Norway’s King Harald and Queen Sonja arrive in Naypyitaw in December 2014. / The Royal House of Norway
The setting is a house on stilts in Kyauk Kyi, Bago Region. It is located in a Myanmar military base in the middle of what until then had been known as the civil war’s black area. Basically, a free fire zone for the Myanmar military. Sitting on the floor were representatives of the displaced village communities, who had been hiding in the jungle for close to thirty years, never further than a day’s march away from the villages they were forced to flee.
They had been on the move constantly, having to relocate in the jungle every two to three years as the carrying capacity of the areas they cultivated was depleted, or to flee attacks by the military. The purpose of the encounter was to build confidence in the ceasefire which had only been signed some months before. This particular ceasefire had brought to a halt the longest-running insurgency on the planet, one that had seen over 60 years of continuous fighting.
A villager asked the colonel sitting in front of him whether he could guarantee that, if they returned, he and his men would not once again burn their villages down. The displaced villagers had agreed to the meeting as they knew that the battalion currently in the area had only just been deployed and was not the one that had attacked them a year earlier. The colonel answered that he could make that promise. And then, after a brief pause, stated that he knew that they did not believe him.
That exchange occurred in April 2012. The displaced villagers were being encouraged to come out of the jungle within the framework of a Norwegian-sponsored initiative called the Myanmar Peace Support Initiative.
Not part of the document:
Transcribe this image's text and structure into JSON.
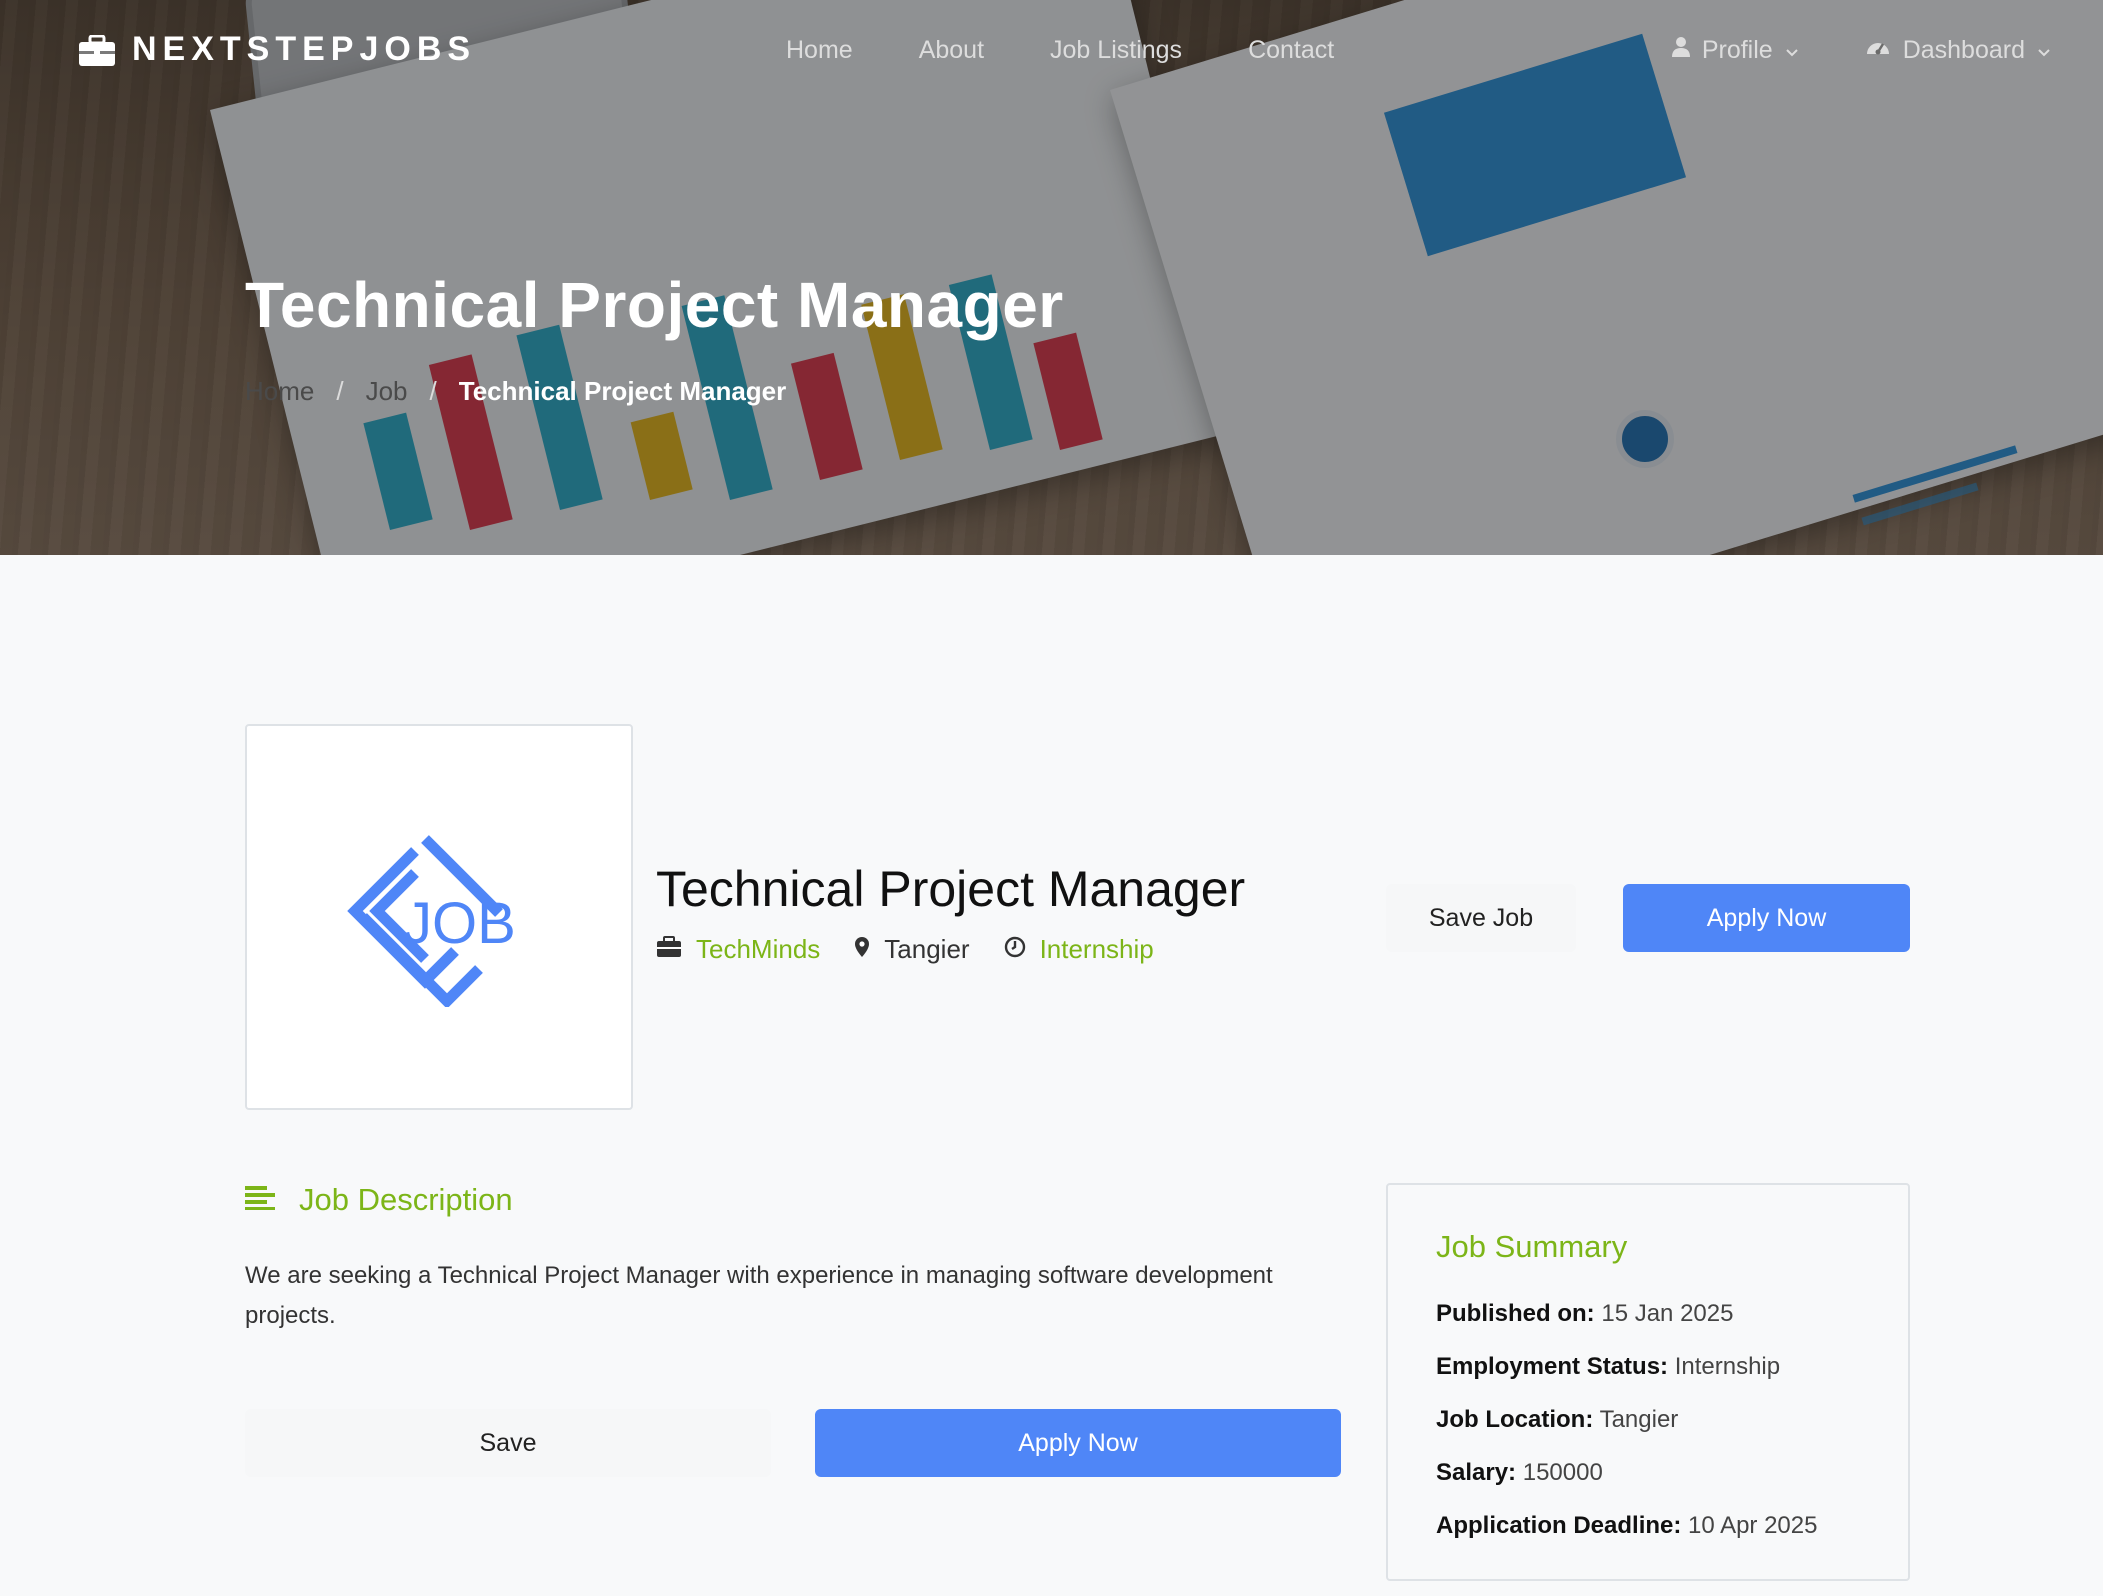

They came out, received support from Norway [seeds, tools and food aid to tie them over until the harvests], and settled near their traditional farmlands to cultivate their fields. The Norwegian-supported initiative acted as a sort of catalyst and guarantor in building confidence in the ceasefires.
Today, those very same areas are again being bombarded. The people from this area have again fled back into the jungle, with hundreds of thousands displaced by the fighting that has erupted since last year’s coup.
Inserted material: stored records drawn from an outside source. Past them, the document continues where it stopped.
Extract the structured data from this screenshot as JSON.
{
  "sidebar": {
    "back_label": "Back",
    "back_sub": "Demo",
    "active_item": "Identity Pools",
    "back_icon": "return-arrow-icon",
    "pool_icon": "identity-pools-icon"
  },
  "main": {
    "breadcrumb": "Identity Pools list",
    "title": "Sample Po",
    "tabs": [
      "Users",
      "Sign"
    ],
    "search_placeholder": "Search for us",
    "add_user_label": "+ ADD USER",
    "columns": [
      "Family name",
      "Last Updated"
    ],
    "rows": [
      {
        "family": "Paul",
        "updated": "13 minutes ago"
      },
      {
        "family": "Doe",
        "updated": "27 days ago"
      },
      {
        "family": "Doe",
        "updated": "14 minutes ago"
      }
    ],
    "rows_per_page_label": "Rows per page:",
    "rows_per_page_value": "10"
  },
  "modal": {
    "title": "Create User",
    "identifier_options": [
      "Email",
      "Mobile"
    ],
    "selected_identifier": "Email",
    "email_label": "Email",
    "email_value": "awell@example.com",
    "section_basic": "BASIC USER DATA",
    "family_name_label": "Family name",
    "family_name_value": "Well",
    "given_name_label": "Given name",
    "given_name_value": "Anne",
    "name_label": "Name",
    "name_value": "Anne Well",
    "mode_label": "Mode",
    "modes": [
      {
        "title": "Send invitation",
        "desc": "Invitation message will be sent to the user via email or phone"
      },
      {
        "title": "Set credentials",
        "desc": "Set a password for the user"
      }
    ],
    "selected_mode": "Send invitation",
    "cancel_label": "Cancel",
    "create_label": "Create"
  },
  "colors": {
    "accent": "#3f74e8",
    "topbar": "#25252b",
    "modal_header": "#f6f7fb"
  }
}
Myanmar was not a story of an impossible peace. A return to fighting was not inevitable. It is a story of a serious miscalculation. Peace is difficult to achieve. It is a path that can only be embarked upon by courageous and visionary individuals, who take the risk to reach out to the other in an effort to end the suffering of their people.
Frustrated by the overwhelming victory of the Daw Aung San Suu Kyi-led National League for Democracy in the 2020 general election, Senior General Min Aung Hlaing staged a coup in February 2021. It appears that he believed that the military could follow the old playbook of military domination that originated in the 1960s, had worked in the late 1980s and early 1990s and had even overcome the Saffron Revolution, the 2007 uprising led by monks.
But the coup leader hadn’t counted on the fact that Myanmar has evolved into a fundamentally different society since the 1980s. The people of Myanmar, and especially the young, have tasted the relative freedoms that came with the opening up of the country in 2011 and are actively demonstrating that they are not prepared to give those freedoms up.
The young lead this revolt against the military. And in doing so, they are following the examples of similar peaceful protest movements in Algeria, Belarus, Bolivia, Chile, Egypt, France, Georgia, Haiti, Hong Kong, Indonesia, Iraq, Lebanon, Sudan, Thailand, Ukraine and even the United States. In all these places, the peaceful protests are led by a generation who, through the mastering of social media, have been able to mobilize as never before, giving voice to frustrations and articulating hopes.
The miscalculation by the junta chief, and the brutal crackdown he ordered on those protesting against the coup, was a clear overreach by the military. Eighteen months later, Myanmar is destabilized as never before with military conflict, once so common but only in ethnic minority areas, now engulfing the heartland of the majority Bamar people. The military regime has now lost control of much of the country, despite its use of artillery and airstrikes against its own people.
In the face of all this, Western donors are reneging on their individual responsibilities. There seems to be little institutional memory of the early international involvement in the peace process, and of the benefits that donors received from this involvement in the form of favourable investments, lucrative contracts and burnished images as peace negotiators.
Today, a number of the Myanmar nationals who were instrumental in the Norwegian-supported peace initiative, in Kyauk Kyi and elsewhere, are running for their lives. While many have sought shelter in ethnic minority areas, others facing immediate and particular risk are seeking asylum. But the response they receive is that the crisis in Ukraine is taking up all the world’s attention.
Should one be surprised by such a response? After all a similar lack of interest led to the recent abandonment of Afghans who served the international effort in Afghanistan.
Realpolitik, of course, is a fact of life. But we need to understand that unkept promises come not only with a cost to those we have abandoned, but also a price to the West’s credibility and moral standing. We shouldn’t be surprised and offended when the West is accused of being hypocrites because, ultimately, we are. And that is not something to be proud of. We cannot and must not make a habit of abandoning our friends.
Charles Petrie is a former coordinator of the Myanmar Peace Support Initiative, a former United Nations Assistant Secretary General and United Nations Resident & Humanitarian Coordinator in Myanmar 2003-2007.